Work to complete:
Give back the records below exactly, every one, with no pictures.

#### Dataset content

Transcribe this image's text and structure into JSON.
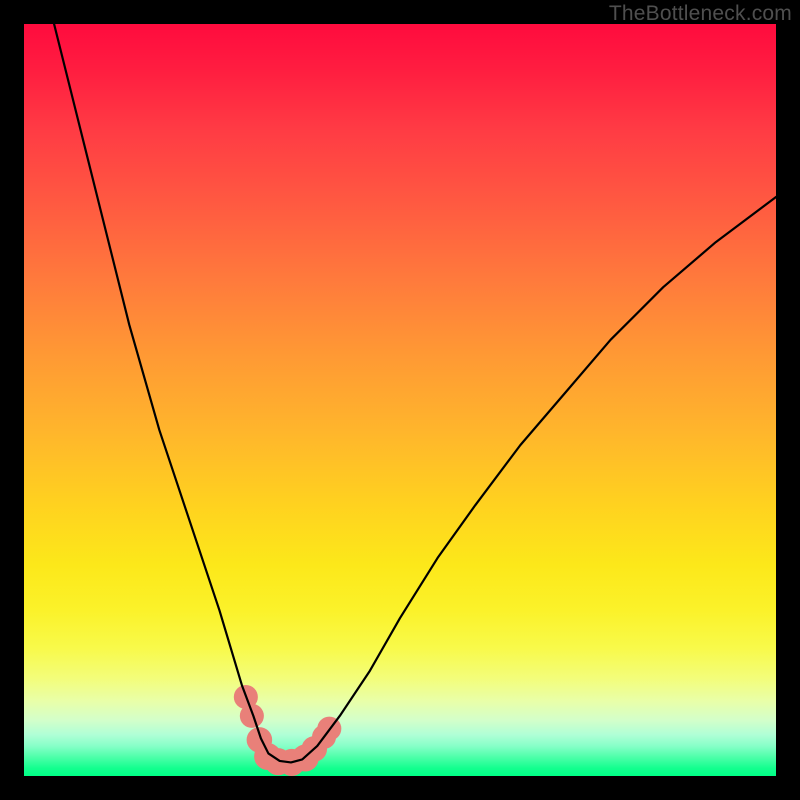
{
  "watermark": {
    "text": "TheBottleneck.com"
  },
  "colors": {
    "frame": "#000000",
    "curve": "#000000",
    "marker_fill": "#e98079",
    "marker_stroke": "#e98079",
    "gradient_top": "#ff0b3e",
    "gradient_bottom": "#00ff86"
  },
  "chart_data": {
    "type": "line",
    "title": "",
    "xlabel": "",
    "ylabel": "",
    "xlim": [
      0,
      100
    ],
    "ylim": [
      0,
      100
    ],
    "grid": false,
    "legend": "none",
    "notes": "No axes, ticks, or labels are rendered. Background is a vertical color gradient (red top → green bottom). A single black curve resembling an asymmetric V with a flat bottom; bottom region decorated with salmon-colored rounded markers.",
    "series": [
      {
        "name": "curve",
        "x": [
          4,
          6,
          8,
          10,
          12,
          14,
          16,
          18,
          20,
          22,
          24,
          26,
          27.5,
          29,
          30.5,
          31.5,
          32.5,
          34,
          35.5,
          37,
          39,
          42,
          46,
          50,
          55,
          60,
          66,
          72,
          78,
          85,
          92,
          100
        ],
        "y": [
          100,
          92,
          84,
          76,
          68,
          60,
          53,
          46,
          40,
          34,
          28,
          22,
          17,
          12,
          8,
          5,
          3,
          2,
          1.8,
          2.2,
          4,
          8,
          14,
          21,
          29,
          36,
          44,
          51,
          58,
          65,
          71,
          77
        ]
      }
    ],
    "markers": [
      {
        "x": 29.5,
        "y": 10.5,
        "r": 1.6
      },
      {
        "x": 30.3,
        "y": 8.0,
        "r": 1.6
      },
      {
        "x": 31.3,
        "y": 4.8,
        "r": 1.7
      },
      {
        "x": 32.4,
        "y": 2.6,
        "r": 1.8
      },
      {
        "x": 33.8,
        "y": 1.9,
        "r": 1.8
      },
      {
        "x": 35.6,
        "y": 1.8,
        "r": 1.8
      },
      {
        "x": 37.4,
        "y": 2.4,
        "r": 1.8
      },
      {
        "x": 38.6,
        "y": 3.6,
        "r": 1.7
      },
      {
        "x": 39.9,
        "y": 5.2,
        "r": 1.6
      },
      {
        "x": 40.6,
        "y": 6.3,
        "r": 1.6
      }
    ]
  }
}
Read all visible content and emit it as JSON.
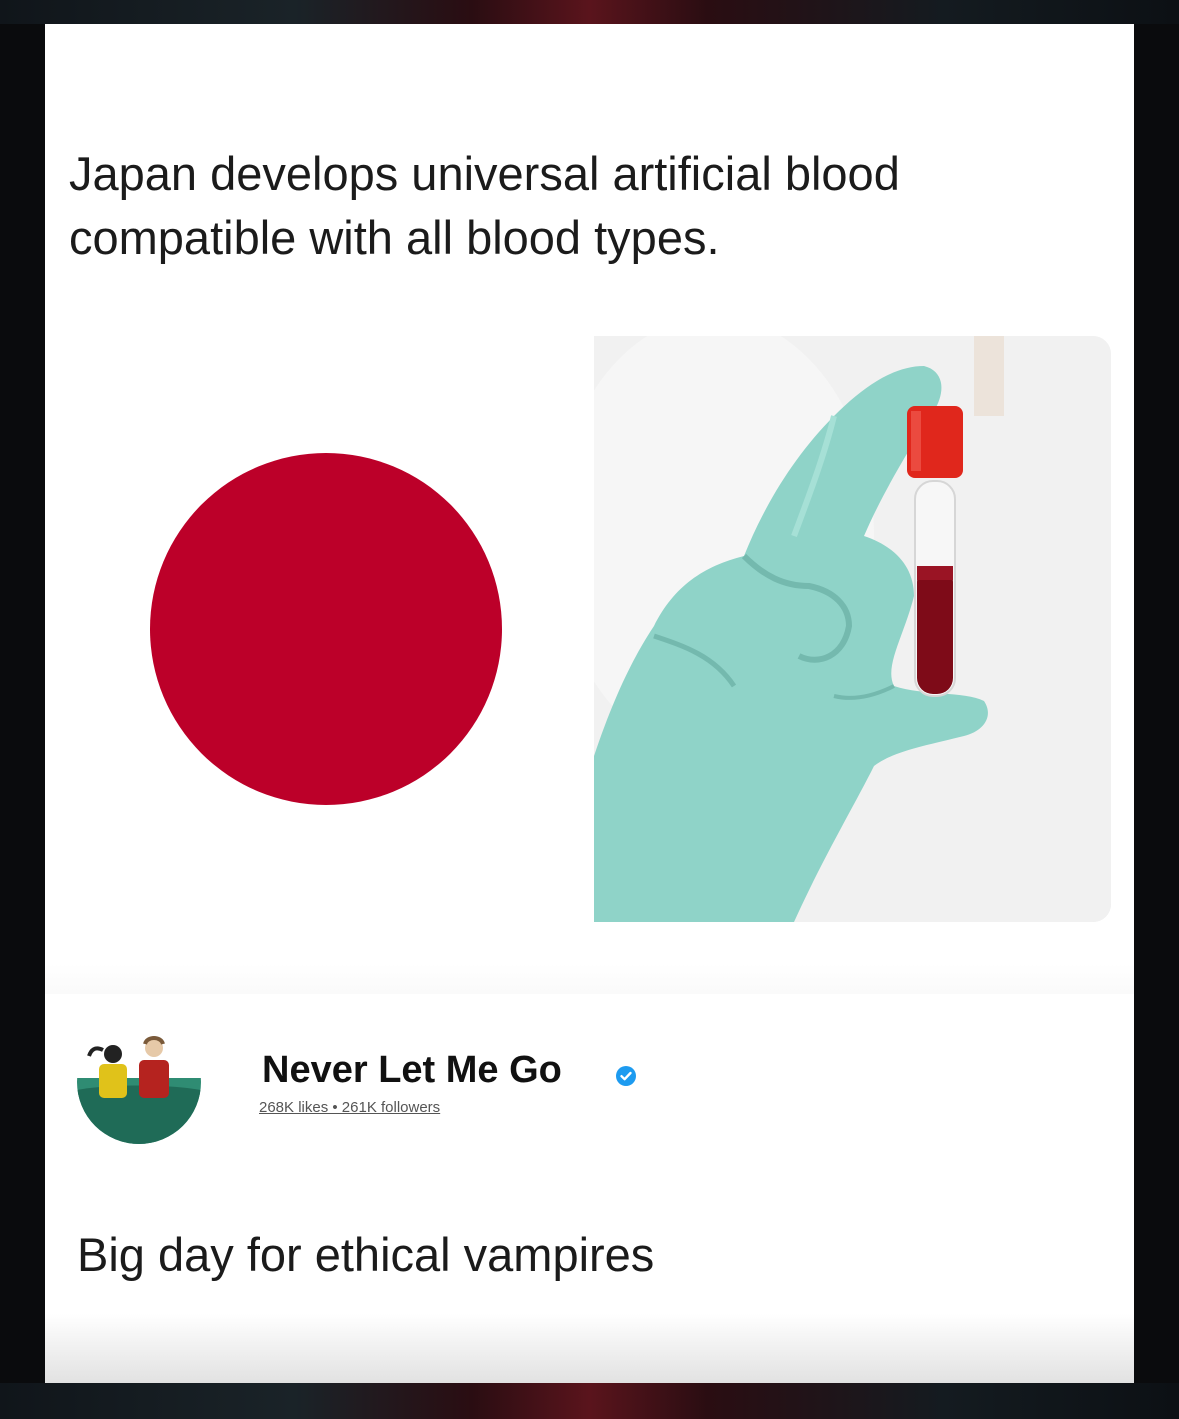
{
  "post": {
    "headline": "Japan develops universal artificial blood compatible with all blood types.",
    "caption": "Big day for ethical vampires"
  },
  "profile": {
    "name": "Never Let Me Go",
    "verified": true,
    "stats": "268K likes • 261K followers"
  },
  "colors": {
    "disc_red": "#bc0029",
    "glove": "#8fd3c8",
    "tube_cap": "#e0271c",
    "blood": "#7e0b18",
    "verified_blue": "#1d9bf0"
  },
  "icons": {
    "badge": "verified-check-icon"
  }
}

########

Solution to the exercise:
Transcribe this image's text and structure into JSON.
{
  "watermark": {
    "text": "TheBottleneck.com"
  },
  "colors": {
    "frame": "#000000",
    "curve": "#000000",
    "marker_fill": "#e98079",
    "marker_stroke": "#e98079",
    "gradient_top": "#ff0b3e",
    "gradient_bottom": "#00ff86"
  },
  "chart_data": {
    "type": "line",
    "title": "",
    "xlabel": "",
    "ylabel": "",
    "xlim": [
      0,
      100
    ],
    "ylim": [
      0,
      100
    ],
    "grid": false,
    "legend": "none",
    "notes": "No axes, ticks, or labels are rendered. Background is a vertical color gradient (red top → green bottom). A single black curve resembling an asymmetric V with a flat bottom; bottom region decorated with salmon-colored rounded markers.",
    "series": [
      {
        "name": "curve",
        "x": [
          4,
          6,
          8,
          10,
          12,
          14,
          16,
          18,
          20,
          22,
          24,
          26,
          27.5,
          29,
          30.5,
          31.5,
          32.5,
          34,
          35.5,
          37,
          39,
          42,
          46,
          50,
          55,
          60,
          66,
          72,
          78,
          85,
          92,
          100
        ],
        "y": [
          100,
          92,
          84,
          76,
          68,
          60,
          53,
          46,
          40,
          34,
          28,
          22,
          17,
          12,
          8,
          5,
          3,
          2,
          1.8,
          2.2,
          4,
          8,
          14,
          21,
          29,
          36,
          44,
          51,
          58,
          65,
          71,
          77
        ]
      }
    ],
    "markers": [
      {
        "x": 29.5,
        "y": 10.5,
        "r": 1.6
      },
      {
        "x": 30.3,
        "y": 8.0,
        "r": 1.6
      },
      {
        "x": 31.3,
        "y": 4.8,
        "r": 1.7
      },
      {
        "x": 32.4,
        "y": 2.6,
        "r": 1.8
      },
      {
        "x": 33.8,
        "y": 1.9,
        "r": 1.8
      },
      {
        "x": 35.6,
        "y": 1.8,
        "r": 1.8
      },
      {
        "x": 37.4,
        "y": 2.4,
        "r": 1.8
      },
      {
        "x": 38.6,
        "y": 3.6,
        "r": 1.7
      },
      {
        "x": 39.9,
        "y": 5.2,
        "r": 1.6
      },
      {
        "x": 40.6,
        "y": 6.3,
        "r": 1.6
      }
    ]
  }
}
Read all visible content and emit it as JSON.
{
  "post": {
    "headline": "Japan develops universal artificial blood compatible with all blood types.",
    "caption": "Big day for ethical vampires"
  },
  "profile": {
    "name": "Never Let Me Go",
    "verified": true,
    "stats": "268K likes • 261K followers"
  },
  "colors": {
    "disc_red": "#bc0029",
    "glove": "#8fd3c8",
    "tube_cap": "#e0271c",
    "blood": "#7e0b18",
    "verified_blue": "#1d9bf0"
  },
  "icons": {
    "badge": "verified-check-icon"
  }
}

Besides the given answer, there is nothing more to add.